"Spring" and "Awakening" by Nottingham New Theatre.
Theatre is, as we all know, about connection. Connection with, not only the audience but with other actors and the characters. That is what brings a story and chemistry together.
Nottingham New Theatre present two separate self isolated, social distanced plays titled "Spring" and "Awakening", an adaptation by Tara Anegada of the Franz Wedekind play "Spring Awakening".
The play criticises the sexually oppressive culture of nineteenth century Germany and offers a vivid dramatisation of the erotic fantasies that it breeds. Due to its controversial subject matter, the play has often been banned or censored.
It also questions the power of dreams and the way that the children are treated by their peers, the pressures of a Christian lifestyle and the fear of the future.
It also brings into play how not talking to your children, trying to preserve their innocence, is not always the best way to parent them. They will find out what they need to know from somewhere, or someone, and maybe too late to realise that their innocence is lost!
I've seen a few productions of the play and enjoyed them all greatly. It's one of those stories that everyone can,m in some way relate to as we've all been there and experienced the joy and pain of transgression during the change from being a child to an adult.
The productions also deal with the actions and reactions of some of the characters who have their lives changed throughout this period of growing up.
The cast for "Spring" are Natascha Austin (Wendla Bergman), Toby Russell (Hans Wedekind), Katie Booth ( Martha Zundenschlag), George Baxter (Ernest Kollman), Lily Bailes (Mrs Bergmann), Barney Hartwill ( Mr Zunderschlag/Dr Lemonade),
The cast for "AWakening" are Reilly Salmon (Melchior Gabor), Olly O'regan (Moritz Steifel), Daniel Cresswell (George Schulmann), Sofia Bassani (Ilse Franz), Jessica Staplehurst (Mrs Steifel/ Mrs Gabor) and Alex Levy (Reverand Gabor).
Directed by Tara Anegada, Assistant Director is Lillian Race for "Spring", Produced by Alice Walker, Skylar Turnbull Hurd and Zoe Smith and for "Awakening" Emily Rule and Lucy Chandler and Jack Titley Directed "Awakening".
Presented in a very up to date way, in places almost as a diluted "50 Shades Of Grey" descriptive mode, especially during the "Spring" section. You can feel the sinfulness of just reading the passages that some of the characters relate, and you get to see two sides of the original storyline and characters.
Filmed in a modern way, there is only scene that has more than one character in, which in a way allows you to get under the skin and start to understand every character in a way that maybe you wouldn't do if you were watching this in a theatre.
The filming and editing is excellent on both.
It also, in places, allows you to let your imagination to fill in the story and pictures that hints at the more disturbing. Especially with Martha and her father.
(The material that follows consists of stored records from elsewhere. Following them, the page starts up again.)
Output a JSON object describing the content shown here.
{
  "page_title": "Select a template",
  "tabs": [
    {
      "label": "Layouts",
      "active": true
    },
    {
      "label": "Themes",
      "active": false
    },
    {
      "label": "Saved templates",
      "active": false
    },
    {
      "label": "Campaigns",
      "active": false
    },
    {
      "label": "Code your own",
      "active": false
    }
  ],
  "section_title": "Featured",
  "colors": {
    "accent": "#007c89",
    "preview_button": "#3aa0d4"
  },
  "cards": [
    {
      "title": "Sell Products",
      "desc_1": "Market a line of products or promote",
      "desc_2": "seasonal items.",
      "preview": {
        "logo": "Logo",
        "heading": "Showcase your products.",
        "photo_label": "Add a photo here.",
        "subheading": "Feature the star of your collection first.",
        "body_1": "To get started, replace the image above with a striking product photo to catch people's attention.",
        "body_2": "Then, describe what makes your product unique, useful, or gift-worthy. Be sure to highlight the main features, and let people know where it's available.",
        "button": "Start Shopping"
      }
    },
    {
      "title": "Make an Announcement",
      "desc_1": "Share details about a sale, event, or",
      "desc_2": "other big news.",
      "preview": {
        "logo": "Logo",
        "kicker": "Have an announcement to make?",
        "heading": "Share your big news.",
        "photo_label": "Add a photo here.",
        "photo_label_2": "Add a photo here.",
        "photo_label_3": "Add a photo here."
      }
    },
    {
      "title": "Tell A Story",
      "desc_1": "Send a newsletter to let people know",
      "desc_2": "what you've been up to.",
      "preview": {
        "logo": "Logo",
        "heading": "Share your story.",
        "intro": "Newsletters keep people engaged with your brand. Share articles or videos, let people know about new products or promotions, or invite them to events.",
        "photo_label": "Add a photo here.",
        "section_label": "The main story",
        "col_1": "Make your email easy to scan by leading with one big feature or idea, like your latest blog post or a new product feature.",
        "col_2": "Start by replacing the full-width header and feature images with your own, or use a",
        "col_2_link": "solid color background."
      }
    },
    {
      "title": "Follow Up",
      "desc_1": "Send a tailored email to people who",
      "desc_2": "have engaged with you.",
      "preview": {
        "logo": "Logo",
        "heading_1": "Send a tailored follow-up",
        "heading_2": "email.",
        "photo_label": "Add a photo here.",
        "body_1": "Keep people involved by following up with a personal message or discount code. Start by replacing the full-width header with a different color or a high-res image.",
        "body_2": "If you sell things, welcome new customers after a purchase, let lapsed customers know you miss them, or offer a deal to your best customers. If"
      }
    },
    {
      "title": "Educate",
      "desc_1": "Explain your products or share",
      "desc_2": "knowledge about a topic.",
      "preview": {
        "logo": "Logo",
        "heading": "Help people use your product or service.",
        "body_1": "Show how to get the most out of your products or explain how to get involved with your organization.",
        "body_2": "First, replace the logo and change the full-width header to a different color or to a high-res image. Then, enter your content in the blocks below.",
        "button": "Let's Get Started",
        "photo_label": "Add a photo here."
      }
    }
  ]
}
The various styles of delivery of the characters and pieces vary from a very natural pace and feel to a more rigid, almost classic Shakespearian delivery (Moritz), which is great because it bridges the time periods from when it was originally written, back between 1890 and 1891, and today's metering styles.
Although filmed solo, you'd think that it wouldn't be easy to emote some of the pieces and script, without another character to bounce off, but I found Malchior's final delivery really moving.
This production is presented online at 7.40pm Saturday and Sunday 28 June 2020. Please visit the Nottingham New Theatre website for more details of how to view this very special theatrical production.